Hernández-Orozco S, Kiani NA, Zenil H
R Soc Open Sci 5 (8) 180399 [2018-08-00; online 2018-08-29]

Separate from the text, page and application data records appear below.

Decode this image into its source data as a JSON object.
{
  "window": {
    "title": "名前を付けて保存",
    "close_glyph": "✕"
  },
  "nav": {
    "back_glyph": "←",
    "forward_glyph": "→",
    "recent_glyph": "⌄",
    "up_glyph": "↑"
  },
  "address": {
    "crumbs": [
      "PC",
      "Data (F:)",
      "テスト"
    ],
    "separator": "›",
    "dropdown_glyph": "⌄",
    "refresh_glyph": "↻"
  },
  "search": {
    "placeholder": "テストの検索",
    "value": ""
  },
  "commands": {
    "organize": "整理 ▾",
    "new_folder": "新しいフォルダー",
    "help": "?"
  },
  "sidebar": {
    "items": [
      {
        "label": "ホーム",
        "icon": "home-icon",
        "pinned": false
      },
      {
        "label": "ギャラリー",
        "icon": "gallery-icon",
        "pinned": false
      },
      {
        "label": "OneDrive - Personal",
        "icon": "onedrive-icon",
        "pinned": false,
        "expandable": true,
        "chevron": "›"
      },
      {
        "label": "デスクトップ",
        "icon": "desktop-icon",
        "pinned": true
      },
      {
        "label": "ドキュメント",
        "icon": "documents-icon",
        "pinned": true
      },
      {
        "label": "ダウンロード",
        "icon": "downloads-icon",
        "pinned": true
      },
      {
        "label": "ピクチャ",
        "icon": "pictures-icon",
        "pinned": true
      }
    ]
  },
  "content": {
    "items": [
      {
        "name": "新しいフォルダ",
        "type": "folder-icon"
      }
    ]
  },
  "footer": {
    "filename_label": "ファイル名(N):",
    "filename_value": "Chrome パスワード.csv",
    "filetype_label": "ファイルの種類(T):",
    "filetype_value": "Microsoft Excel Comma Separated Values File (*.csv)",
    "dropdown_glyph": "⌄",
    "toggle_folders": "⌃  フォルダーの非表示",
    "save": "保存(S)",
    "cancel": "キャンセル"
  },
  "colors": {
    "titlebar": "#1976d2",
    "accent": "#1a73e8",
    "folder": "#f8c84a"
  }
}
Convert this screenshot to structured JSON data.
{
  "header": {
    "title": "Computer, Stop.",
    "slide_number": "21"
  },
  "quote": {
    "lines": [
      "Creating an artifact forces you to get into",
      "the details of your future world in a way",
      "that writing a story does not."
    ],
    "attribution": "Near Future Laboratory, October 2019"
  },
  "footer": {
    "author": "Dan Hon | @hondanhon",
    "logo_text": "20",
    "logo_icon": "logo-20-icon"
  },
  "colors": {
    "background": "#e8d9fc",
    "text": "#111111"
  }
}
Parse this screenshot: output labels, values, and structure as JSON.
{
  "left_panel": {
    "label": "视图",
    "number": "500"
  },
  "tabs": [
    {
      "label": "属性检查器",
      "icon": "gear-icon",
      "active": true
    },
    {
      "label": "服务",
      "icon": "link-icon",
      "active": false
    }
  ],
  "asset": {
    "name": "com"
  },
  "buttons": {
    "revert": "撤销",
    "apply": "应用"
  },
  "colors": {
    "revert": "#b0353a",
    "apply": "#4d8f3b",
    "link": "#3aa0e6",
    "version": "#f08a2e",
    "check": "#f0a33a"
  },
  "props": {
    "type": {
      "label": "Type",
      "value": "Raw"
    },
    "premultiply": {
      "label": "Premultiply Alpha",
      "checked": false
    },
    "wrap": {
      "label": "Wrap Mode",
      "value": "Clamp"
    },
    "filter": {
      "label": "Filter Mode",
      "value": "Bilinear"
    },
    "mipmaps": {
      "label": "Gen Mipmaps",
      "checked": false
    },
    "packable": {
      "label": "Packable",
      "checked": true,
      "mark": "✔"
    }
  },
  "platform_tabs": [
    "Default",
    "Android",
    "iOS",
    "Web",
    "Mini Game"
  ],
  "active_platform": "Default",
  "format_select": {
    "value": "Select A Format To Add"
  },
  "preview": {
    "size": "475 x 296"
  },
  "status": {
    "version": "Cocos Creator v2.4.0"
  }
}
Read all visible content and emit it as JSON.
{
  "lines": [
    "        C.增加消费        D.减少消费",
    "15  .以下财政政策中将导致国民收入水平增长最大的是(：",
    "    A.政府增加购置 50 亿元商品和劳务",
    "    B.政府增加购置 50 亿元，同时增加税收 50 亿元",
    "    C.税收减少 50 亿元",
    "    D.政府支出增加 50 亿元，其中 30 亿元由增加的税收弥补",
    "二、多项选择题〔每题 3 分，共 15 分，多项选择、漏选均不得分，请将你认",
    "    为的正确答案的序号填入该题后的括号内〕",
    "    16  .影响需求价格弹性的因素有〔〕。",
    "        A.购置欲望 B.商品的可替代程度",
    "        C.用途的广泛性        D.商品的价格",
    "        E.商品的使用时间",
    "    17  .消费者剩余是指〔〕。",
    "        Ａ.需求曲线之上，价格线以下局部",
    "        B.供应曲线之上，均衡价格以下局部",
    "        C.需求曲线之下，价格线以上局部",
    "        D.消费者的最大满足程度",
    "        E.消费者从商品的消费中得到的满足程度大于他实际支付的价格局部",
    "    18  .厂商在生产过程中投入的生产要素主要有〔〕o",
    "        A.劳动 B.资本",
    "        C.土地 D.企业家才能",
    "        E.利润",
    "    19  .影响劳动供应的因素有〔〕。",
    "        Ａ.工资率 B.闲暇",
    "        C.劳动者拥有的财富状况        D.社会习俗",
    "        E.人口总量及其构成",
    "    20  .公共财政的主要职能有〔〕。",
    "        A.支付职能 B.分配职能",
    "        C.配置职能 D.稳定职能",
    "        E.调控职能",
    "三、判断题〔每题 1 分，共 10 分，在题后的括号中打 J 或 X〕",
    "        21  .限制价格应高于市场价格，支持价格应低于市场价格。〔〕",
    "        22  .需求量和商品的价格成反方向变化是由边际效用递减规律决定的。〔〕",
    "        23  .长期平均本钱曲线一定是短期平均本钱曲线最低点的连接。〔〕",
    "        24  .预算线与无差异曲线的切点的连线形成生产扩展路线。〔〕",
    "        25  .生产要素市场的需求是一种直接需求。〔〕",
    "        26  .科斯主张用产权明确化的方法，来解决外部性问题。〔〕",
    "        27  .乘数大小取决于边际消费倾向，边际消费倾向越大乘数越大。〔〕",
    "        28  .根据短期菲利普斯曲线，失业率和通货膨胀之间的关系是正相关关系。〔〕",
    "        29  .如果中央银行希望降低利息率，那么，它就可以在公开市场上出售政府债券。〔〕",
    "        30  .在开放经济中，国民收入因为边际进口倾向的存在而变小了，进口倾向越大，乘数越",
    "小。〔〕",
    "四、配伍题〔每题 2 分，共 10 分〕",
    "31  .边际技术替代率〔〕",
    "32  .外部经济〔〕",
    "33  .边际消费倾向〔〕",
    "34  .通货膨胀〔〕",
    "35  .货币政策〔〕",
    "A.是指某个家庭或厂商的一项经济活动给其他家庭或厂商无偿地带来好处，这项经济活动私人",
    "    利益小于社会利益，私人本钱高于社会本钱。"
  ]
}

Natural selection explains how life has evolved over millions of years from more primitive forms. The speed at which this happens, however, has sometimes defied formal explanations when based on random (uniformly distributed) mutations. Here, we investigate the application of a simplicity bias based on a natural but algorithmic distribution of mutations (no recombination) in various examples, particularly binary matrices, in order to compare evolutionary convergence rates. Results both on synthetic and on small biological examples indicate an accelerated rate when mutations are not statistically uniform but algorithmically uniform. We show that algorithmic distributions can evolve modularity and genetic memory by preservation of structures when they first occur sometimes leading to an accelerated production of diversity but also to population extinctions, possibly explaining naturally occurring phenomena such as diversity explosions (e.g. the Cambrian) and massive extinctions (e.g. the End Triassic) whose causes are currently a cause for debate. The natural approach introduced here appears to be a better approximation to biological evolution than models based exclusively upon random uniform mutations, and it also approaches a formal version of open-ended evolution based on previous formal results. These results validate some suggestions in the direction that computation may be an equally important driver of evolution. We also show that inducing the method on problems of optimization, such as genetic algorithms, has the potential to accelerate convergence of artificial evolutionary algorithms.